= WORK TASK =
Scan the records for the string "arrow" and state how many lines contain it, using the number alone.

[Web page and app entries]
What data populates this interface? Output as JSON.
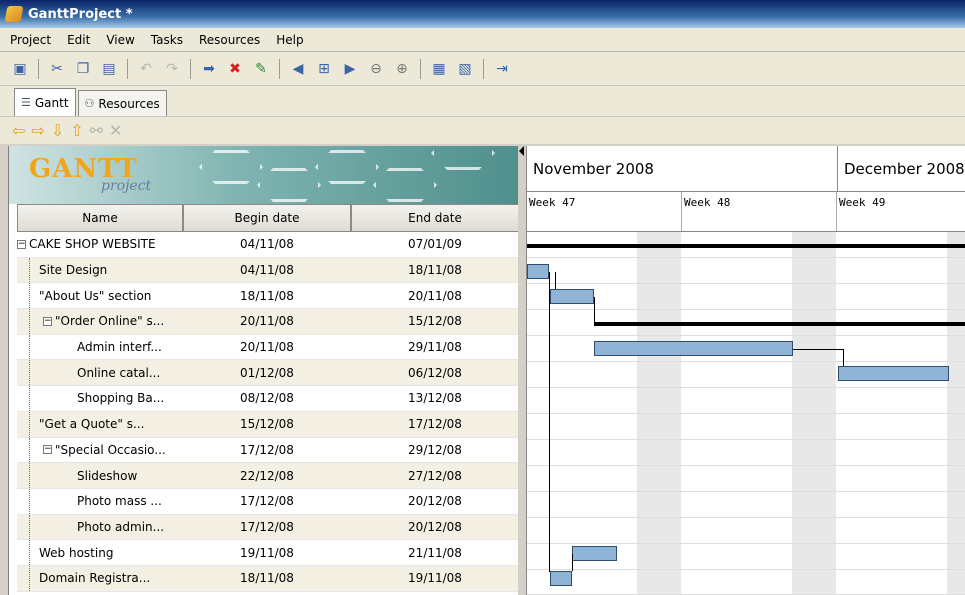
{
  "window": {
    "title": "GanttProject *"
  },
  "menu": [
    "Project",
    "Edit",
    "View",
    "Tasks",
    "Resources",
    "Help"
  ],
  "tabs": [
    {
      "label": "Gantt"
    },
    {
      "label": "Resources"
    }
  ],
  "logo": {
    "main": "GANTT",
    "sub": "project"
  },
  "table": {
    "headers": [
      "Name",
      "Begin date",
      "End date"
    ],
    "rows": [
      {
        "name": "CAKE SHOP WEBSITE",
        "begin": "04/11/08",
        "end": "07/01/09"
      },
      {
        "name": "Site Design",
        "begin": "04/11/08",
        "end": "18/11/08"
      },
      {
        "name": "\"About Us\" section",
        "begin": "18/11/08",
        "end": "20/11/08"
      },
      {
        "name": "\"Order Online\" s...",
        "begin": "20/11/08",
        "end": "15/12/08"
      },
      {
        "name": "Admin interf...",
        "begin": "20/11/08",
        "end": "29/11/08"
      },
      {
        "name": "Online catal...",
        "begin": "01/12/08",
        "end": "06/12/08"
      },
      {
        "name": "Shopping Ba...",
        "begin": "08/12/08",
        "end": "13/12/08"
      },
      {
        "name": "\"Get a Quote\" s...",
        "begin": "15/12/08",
        "end": "17/12/08"
      },
      {
        "name": "\"Special Occasio...",
        "begin": "17/12/08",
        "end": "29/12/08"
      },
      {
        "name": "Slideshow",
        "begin": "22/12/08",
        "end": "27/12/08"
      },
      {
        "name": "Photo mass ...",
        "begin": "17/12/08",
        "end": "20/12/08"
      },
      {
        "name": "Photo admin...",
        "begin": "17/12/08",
        "end": "20/12/08"
      },
      {
        "name": "Web hosting",
        "begin": "19/11/08",
        "end": "21/11/08"
      },
      {
        "name": "Domain Registra...",
        "begin": "18/11/08",
        "end": "19/11/08"
      }
    ]
  },
  "timeline": {
    "months": [
      "November 2008",
      "December 2008"
    ],
    "weeks": [
      "Week 47",
      "Week 48",
      "Week 49"
    ]
  },
  "colors": {
    "bar": "#8fb4d6",
    "bar_border": "#2f4e6e",
    "title_bar": "#0a246a"
  },
  "icons": {
    "toolbar": [
      "save-icon",
      "cut-icon",
      "copy-icon",
      "paste-icon",
      "undo-icon",
      "redo-icon",
      "new-task-icon",
      "delete-icon",
      "properties-icon",
      "scroll-left-icon",
      "fit-icon",
      "scroll-right-icon",
      "zoom-out-icon",
      "zoom-in-icon",
      "print-icon",
      "preview-icon",
      "indent-icon"
    ],
    "nav": [
      "arrow-left-icon",
      "arrow-right-icon",
      "arrow-down-icon",
      "arrow-up-icon",
      "link-icon",
      "unlink-icon"
    ]
  }
}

= WRITTEN RESPONSE =
4